UI Health Care faculty, staff members, and students are invited to a retirement reception for Kristi Ferguson, PhD, director of the Office of Consultation and Research in Medical Education (OCRME), and professor of internal medicine. The reception will be held from 4 to 5:30 p.m., Tuesday, Sept. 25, Seebohm Conference Room, 283 EMRB, with remarks at approximately 4:30 p.m.
Ferguson’s career at the University of Iowa has spanned more than 35 years, beginning in 1983 when she joined OCRME as an assistant research scientist after receiving her PhD at University of Michigan. She rose quickly through the ranks within OCRME, serving as acting associate director for two years prior to being named director in 1996.
She was the first woman director and is only the fourth director of the office, which started its life in 1973 as the Learning Resources Unit under Lewis Holloway. He was followed by two directors who served eight years each before Ferguson was appointed and worked for more than 22 years as director of this important educational resource.
Either directly or through her leadership of OCRME, Ferguson has established and supported the University of Iowa as a major innovator in medical education, embracing innovative teaching methods including problem-based learning, team-based learning, simulation, computer-based instruction, and video—winning several awards for an educational documentary that she produced in 1992.
She has impacted the practice and careers of hundreds, if not thousands, of medical educators and learners. Among the noteworthy achievements of her career are:
- Contributor to the major curriculum revisions in the College of Medicine over the past 30 years, from the most recent New Horizons curriculum to prior efforts that established innovations such as problem based learning, the learning communities, and more.
- Directing the Masters in Medical Education program, begun in 2007, which has had 41 master’s graduates, with eight receiving the Certificate in Medical Education from throughout the College of Medicine, and many of whom have ended up in leadership positions in the Carver College of Medicine and in organizations nationwide.
Over the course of her career she has received honors for her teaching skills—twice recognized with the Collegiate Teaching Award; served as principal investigator or co-PI on many grants and publishing more than 100 peer-reviewed articles; and influenced medical education nationwide through her leadership of national professional organizations.
Reflecting on her career at Iowa, Ferguson said:
“During my career at the University of Iowa I have had the privilege of working with exceptional colleagues both inside and outside the Office of Consultation and Research in Medical Education.

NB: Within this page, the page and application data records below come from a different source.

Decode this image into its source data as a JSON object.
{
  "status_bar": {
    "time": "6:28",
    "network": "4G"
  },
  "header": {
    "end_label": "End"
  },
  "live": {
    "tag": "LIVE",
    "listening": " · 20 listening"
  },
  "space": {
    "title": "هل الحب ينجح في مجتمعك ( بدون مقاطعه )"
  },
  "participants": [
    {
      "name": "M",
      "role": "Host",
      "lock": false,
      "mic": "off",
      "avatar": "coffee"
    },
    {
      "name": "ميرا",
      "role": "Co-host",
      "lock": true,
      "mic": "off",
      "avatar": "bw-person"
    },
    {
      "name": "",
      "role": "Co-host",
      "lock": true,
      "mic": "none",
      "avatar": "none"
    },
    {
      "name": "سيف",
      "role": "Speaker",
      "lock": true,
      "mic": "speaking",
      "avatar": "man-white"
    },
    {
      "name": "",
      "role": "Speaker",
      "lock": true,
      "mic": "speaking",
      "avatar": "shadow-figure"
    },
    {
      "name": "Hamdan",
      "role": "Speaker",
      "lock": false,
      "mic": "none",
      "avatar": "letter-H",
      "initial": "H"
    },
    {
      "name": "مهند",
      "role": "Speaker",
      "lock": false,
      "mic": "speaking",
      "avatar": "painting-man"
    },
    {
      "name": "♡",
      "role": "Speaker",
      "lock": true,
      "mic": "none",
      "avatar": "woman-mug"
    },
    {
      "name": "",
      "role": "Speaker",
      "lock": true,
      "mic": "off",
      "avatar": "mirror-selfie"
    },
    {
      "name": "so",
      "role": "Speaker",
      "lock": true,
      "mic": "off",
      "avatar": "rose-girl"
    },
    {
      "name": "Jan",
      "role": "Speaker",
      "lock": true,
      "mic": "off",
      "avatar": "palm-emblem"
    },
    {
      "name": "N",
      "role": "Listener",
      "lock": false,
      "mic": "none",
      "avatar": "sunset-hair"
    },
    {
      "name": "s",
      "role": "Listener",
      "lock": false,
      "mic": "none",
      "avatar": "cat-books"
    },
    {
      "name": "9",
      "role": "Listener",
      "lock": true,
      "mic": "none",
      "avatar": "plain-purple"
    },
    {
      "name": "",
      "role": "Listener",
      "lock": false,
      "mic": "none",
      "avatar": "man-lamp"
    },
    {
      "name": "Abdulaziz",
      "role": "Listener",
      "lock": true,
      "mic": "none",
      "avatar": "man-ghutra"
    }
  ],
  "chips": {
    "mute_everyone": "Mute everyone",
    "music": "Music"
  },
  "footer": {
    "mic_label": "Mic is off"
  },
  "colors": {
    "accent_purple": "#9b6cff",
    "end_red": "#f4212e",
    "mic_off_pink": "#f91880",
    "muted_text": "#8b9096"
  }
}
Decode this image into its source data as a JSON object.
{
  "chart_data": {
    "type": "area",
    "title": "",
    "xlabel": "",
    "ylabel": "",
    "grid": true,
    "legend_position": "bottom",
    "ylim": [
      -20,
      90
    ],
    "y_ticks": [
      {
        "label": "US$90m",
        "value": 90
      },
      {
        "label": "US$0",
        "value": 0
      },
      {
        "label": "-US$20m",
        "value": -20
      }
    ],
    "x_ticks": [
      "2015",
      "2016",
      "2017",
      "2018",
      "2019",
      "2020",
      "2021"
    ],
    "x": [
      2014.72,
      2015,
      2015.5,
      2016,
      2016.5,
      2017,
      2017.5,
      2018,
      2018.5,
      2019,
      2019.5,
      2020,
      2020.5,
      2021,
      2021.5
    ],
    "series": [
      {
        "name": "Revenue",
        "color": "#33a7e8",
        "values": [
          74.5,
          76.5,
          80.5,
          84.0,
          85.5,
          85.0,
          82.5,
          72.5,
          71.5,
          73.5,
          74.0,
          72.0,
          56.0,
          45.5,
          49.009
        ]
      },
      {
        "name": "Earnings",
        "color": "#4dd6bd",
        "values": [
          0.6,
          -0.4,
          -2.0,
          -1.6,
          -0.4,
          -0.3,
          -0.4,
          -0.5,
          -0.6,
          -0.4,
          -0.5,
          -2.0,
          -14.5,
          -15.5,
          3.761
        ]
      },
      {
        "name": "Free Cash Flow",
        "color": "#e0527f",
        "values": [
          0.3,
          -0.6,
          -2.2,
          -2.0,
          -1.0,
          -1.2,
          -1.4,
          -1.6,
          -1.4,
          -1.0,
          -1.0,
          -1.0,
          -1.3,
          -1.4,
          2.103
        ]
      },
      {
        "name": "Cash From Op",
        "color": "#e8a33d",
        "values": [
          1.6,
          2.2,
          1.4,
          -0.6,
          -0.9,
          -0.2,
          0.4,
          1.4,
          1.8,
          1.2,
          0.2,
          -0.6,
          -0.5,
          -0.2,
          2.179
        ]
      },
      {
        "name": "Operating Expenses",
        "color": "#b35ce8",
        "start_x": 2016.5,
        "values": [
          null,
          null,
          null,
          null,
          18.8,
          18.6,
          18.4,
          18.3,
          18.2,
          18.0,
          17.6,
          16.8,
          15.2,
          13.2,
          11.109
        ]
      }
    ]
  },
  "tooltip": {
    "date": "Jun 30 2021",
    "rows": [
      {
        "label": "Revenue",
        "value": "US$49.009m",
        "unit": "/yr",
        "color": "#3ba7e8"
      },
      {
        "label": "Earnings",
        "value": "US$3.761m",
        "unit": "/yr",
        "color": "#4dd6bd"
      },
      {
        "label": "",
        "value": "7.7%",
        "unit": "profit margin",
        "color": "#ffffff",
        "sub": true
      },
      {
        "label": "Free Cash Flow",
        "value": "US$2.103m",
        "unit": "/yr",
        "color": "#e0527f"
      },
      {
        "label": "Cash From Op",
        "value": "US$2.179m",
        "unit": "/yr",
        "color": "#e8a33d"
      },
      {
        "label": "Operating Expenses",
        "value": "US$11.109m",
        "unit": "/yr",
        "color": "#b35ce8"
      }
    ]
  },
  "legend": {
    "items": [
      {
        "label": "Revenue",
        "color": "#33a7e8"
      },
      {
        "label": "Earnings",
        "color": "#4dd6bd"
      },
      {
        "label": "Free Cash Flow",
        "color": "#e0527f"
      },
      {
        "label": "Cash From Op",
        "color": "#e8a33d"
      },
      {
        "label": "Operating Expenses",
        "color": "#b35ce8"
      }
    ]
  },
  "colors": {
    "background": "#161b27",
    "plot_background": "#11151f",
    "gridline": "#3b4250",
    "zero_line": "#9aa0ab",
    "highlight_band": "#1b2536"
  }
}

Through OCRME’s Masters program and Teaching Scholars Program, I have had the unique opportunity to work with faculty and fellows as learners, as they impact the education of our students and residents in countless ways.
“Through my work as a curriculum director for Foundations of Clinical Practice, as co-director of the Teaching Elective, and as strand director for Medical and Society I have worked with hundreds of students, and I continue to be impressed with the quality of our applicants as well as the significance of their progress from pre-M1s to graduation. The quality of our educational enterprise is exceptional, and I will miss the collegial atmosphere that supports it.”